Before you dig or buy materials, come up with a good design that will not only serve the purpose, but do that for a long time and still look good. Walkways should be wide, able to allow two adults to walk side by side, a pathway allows one person to get through or across something.

Get all the materials you will need on site, have all the tools rented or borrowed and find a helper with a strong back and a weak mind. Determine what type of soil you are dealing with and what your going to do with the excavation soil. That may give you a better idea about how deep you will need to dig, and how much base material you will need. The soil will also help you determine the best course of drainage. Any non-pervious surface creates a drainage issue. Whether it's a problem can be determined by your actions or improvements before hardscaping.

In simple order;

Design, excavate, compact, fabric, compact, base in lifts, compact, grade, compact, add water if necessary to eliminate dust & aid in base tightening, compact, concrete sand spread at 1" over entire base area(that can be installed in 1 day), do not compact or walk on sand unless installing a wetcast product or manufacturer says otherwise, lay out entire field of pavers, add border paver(if desired), mark and make cuts(not too tight, leave room for sand), install edging, compact the pavers, not wetcast(you may need a pad for the compactor or some sort of covering to avoid damaging the paver finish), You have begun the interlocking concrete paver process, sweep sand into the joints and compact, repeat until sand reaches chamfered edge or top of paver, sweep & compact, better option; sweep in a polymeric sand, which will lock tight, eliminate weeds & ants and be the best finish. the process is the same with sweeping & compacting, but you need a final cleaning sweep with a blower to leave to residue of the polysand on the pavers and add water, just a gentle mist a few times until soaked, but the pavers surface must be clean, otherwise you will have a slip resistant, gravel finish.

By the time you are done, it won't cost much less than the $2200 to have someone install it, with materials, forgotten runs and food and beverage for the help, but you will have created a quality project.

Kirk

Kirk you are thinking it will cost $2200 for materials on 200 sq ft patio?

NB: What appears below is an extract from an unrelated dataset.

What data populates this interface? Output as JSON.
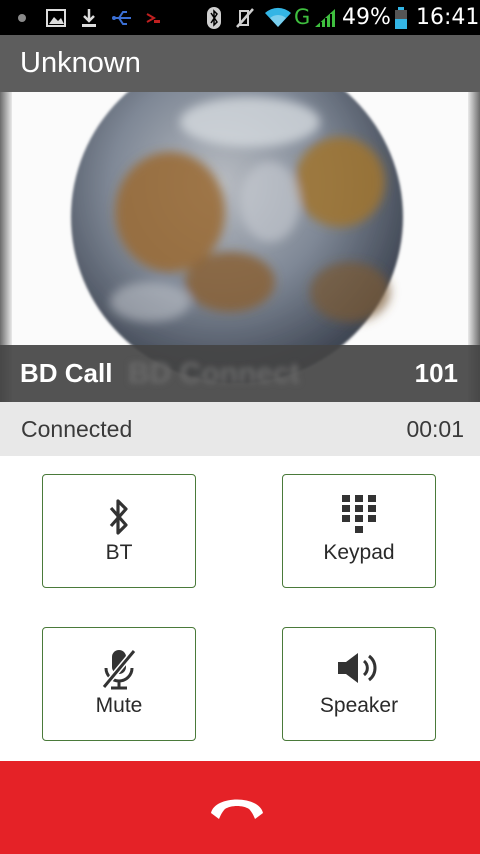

Not even close to that here....Even if he had to rent a bobcat, tamp and wet saw dont think he would be close to $2200.

Dreams To Designs
11-21-2008, 10:52 AM
No, I don't believe materials will cost that much, but the intended savings on a job never performed before tend to evaporate. That's ok, as a new service maybe realized. Whenever I work with an installer unfamiliar with a new task, I explain that they may not make money on this first endeavor, but they will have learned something new that may lead to profits down the road.

Kirk

PlatinumLandCon
11-21-2008, 10:57 AM
Whenever I work with an installer unfamiliar with a new task, I explain that they may not make money on this first endeavor, but they will have learned something new that may lead to profits down the road.

Kirk

Wow, truer words have never been spoken. I did over $25k on my first 3 jobs, taking 2 months and losing about $2000. The amount I learned though is PLENTY of profit to cover those jobs. '09 will be so much more efficient and profitable, I can't wait.